REQUIRED ACTION: Could you write out each entry exactly as it reads?

Element data from apps and pages:
────────────────

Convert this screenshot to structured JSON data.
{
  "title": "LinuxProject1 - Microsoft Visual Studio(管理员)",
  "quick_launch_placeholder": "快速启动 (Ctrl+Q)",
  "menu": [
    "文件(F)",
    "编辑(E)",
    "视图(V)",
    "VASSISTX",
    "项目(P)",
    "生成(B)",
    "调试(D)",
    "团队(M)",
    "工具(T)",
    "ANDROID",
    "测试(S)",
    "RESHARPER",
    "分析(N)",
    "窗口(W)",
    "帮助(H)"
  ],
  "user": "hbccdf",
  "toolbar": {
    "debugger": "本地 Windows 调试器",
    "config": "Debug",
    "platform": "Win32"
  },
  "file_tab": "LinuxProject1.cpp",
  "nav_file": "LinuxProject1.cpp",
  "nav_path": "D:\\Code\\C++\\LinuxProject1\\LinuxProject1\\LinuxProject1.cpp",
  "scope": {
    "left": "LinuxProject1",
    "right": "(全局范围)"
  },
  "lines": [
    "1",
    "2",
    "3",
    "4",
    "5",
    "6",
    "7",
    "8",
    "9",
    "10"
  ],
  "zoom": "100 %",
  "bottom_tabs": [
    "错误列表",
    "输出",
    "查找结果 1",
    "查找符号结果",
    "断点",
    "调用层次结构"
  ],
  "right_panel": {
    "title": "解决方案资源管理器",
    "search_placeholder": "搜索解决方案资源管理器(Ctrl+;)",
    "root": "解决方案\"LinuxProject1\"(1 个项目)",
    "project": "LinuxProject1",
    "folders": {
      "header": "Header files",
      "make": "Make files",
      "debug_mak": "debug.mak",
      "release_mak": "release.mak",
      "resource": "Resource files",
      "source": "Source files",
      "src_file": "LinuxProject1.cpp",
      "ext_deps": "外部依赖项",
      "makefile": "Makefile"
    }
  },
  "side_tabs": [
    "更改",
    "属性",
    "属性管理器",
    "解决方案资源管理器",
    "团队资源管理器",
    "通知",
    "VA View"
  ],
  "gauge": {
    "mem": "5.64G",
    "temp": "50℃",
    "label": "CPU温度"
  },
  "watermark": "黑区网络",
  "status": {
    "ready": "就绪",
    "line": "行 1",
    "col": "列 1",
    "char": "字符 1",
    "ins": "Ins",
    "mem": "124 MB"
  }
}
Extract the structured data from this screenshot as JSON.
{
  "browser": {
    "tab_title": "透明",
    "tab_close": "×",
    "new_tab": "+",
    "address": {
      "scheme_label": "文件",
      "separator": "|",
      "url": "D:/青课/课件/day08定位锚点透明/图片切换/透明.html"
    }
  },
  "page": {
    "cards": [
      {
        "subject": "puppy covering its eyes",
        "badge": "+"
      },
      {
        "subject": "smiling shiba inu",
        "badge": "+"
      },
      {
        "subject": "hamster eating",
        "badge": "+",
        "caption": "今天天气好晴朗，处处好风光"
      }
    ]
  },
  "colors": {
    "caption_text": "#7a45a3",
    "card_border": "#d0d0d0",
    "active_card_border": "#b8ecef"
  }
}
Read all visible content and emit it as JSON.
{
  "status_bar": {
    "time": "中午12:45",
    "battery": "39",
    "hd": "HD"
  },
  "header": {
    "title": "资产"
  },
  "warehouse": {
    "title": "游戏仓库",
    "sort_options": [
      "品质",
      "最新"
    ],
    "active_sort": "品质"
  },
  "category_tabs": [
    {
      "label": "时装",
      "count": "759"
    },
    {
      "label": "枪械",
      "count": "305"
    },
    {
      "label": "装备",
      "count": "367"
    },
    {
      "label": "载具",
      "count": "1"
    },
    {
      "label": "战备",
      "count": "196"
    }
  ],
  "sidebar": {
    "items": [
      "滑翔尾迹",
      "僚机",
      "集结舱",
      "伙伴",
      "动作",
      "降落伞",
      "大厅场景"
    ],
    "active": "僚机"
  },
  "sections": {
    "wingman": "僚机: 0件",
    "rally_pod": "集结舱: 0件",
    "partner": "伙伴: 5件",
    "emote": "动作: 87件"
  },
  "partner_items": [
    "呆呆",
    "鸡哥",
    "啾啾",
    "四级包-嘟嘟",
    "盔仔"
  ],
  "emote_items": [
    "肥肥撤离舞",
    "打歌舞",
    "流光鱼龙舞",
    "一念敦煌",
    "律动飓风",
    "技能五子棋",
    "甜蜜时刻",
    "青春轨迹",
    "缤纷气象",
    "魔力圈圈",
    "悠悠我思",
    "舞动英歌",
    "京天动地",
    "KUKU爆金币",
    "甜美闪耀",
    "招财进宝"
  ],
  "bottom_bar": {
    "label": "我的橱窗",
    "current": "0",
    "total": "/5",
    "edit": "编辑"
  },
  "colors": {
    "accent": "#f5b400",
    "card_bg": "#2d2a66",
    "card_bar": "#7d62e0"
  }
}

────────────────

TASK ANSWER:
Convert this screenshot to structured JSON data.
{
  "title": "LinuxProject1 - Microsoft Visual Studio(管理员)",
  "quick_launch_placeholder": "快速启动 (Ctrl+Q)",
  "menu": [
    "文件(F)",
    "编辑(E)",
    "视图(V)",
    "VASSISTX",
    "项目(P)",
    "生成(B)",
    "调试(D)",
    "团队(M)",
    "工具(T)",
    "ANDROID",
    "测试(S)",
    "RESHARPER",
    "分析(N)",
    "窗口(W)",
    "帮助(H)"
  ],
  "user": "hbccdf",
  "toolbar": {
    "debugger": "本地 Windows 调试器",
    "config": "Debug",
    "platform": "Win32"
  },
  "file_tab": "LinuxProject1.cpp",
  "nav_file": "LinuxProject1.cpp",
  "nav_path": "D:\\Code\\C++\\LinuxProject1\\LinuxProject1\\LinuxProject1.cpp",
  "scope": {
    "left": "LinuxProject1",
    "right": "(全局范围)"
  },
  "lines": [
    "1",
    "2",
    "3",
    "4",
    "5",
    "6",
    "7",
    "8",
    "9",
    "10"
  ],
  "zoom": "100 %",
  "bottom_tabs": [
    "错误列表",
    "输出",
    "查找结果 1",
    "查找符号结果",
    "断点",
    "调用层次结构"
  ],
  "right_panel": {
    "title": "解决方案资源管理器",
    "search_placeholder": "搜索解决方案资源管理器(Ctrl+;)",
    "root": "解决方案\"LinuxProject1\"(1 个项目)",
    "project": "LinuxProject1",
    "folders": {
      "header": "Header files",
      "make": "Make files",
      "debug_mak": "debug.mak",
      "release_mak": "release.mak",
      "resource": "Resource files",
      "source": "Source files",
      "src_file": "LinuxProject1.cpp",
      "ext_deps": "外部依赖项",
      "makefile": "Makefile"
    }
  },
  "side_tabs": [
    "更改",
    "属性",
    "属性管理器",
    "解决方案资源管理器",
    "团队资源管理器",
    "通知",
    "VA View"
  ],
  "gauge": {
    "mem": "5.64G",
    "temp": "50℃",
    "label": "CPU温度"
  },
  "watermark": "黑区网络",
  "status": {
    "ready": "就绪",
    "line": "行 1",
    "col": "列 1",
    "char": "字符 1",
    "ins": "Ins",
    "mem": "124 MB"
  }
}
Extract the structured data from this screenshot as JSON.
{
  "browser": {
    "tab_title": "透明",
    "tab_close": "×",
    "new_tab": "+",
    "address": {
      "scheme_label": "文件",
      "separator": "|",
      "url": "D:/青课/课件/day08定位锚点透明/图片切换/透明.html"
    }
  },
  "page": {
    "cards": [
      {
        "subject": "puppy covering its eyes",
        "badge": "+"
      },
      {
        "subject": "smiling shiba inu",
        "badge": "+"
      },
      {
        "subject": "hamster eating",
        "badge": "+",
        "caption": "今天天气好晴朗，处处好风光"
      }
    ]
  },
  "colors": {
    "caption_text": "#7a45a3",
    "card_border": "#d0d0d0",
    "active_card_border": "#b8ecef"
  }
}
Read all visible content and emit it as JSON.
{
  "status_bar": {
    "time": "中午12:45",
    "battery": "39",
    "hd": "HD"
  },
  "header": {
    "title": "资产"
  },
  "warehouse": {
    "title": "游戏仓库",
    "sort_options": [
      "品质",
      "最新"
    ],
    "active_sort": "品质"
  },
  "category_tabs": [
    {
      "label": "时装",
      "count": "759"
    },
    {
      "label": "枪械",
      "count": "305"
    },
    {
      "label": "装备",
      "count": "367"
    },
    {
      "label": "载具",
      "count": "1"
    },
    {
      "label": "战备",
      "count": "196"
    }
  ],
  "sidebar": {
    "items": [
      "滑翔尾迹",
      "僚机",
      "集结舱",
      "伙伴",
      "动作",
      "降落伞",
      "大厅场景"
    ],
    "active": "僚机"
  },
  "sections": {
    "wingman": "僚机: 0件",
    "rally_pod": "集结舱: 0件",
    "partner": "伙伴: 5件",
    "emote": "动作: 87件"
  },
  "partner_items": [
    "呆呆",
    "鸡哥",
    "啾啾",
    "四级包-嘟嘟",
    "盔仔"
  ],
  "emote_items": [
    "肥肥撤离舞",
    "打歌舞",
    "流光鱼龙舞",
    "一念敦煌",
    "律动飓风",
    "技能五子棋",
    "甜蜜时刻",
    "青春轨迹",
    "缤纷气象",
    "魔力圈圈",
    "悠悠我思",
    "舞动英歌",
    "京天动地",
    "KUKU爆金币",
    "甜美闪耀",
    "招财进宝"
  ],
  "bottom_bar": {
    "label": "我的橱窗",
    "current": "0",
    "total": "/5",
    "edit": "编辑"
  },
  "colors": {
    "accent": "#f5b400",
    "card_bg": "#2d2a66",
    "card_bar": "#7d62e0"
  }
}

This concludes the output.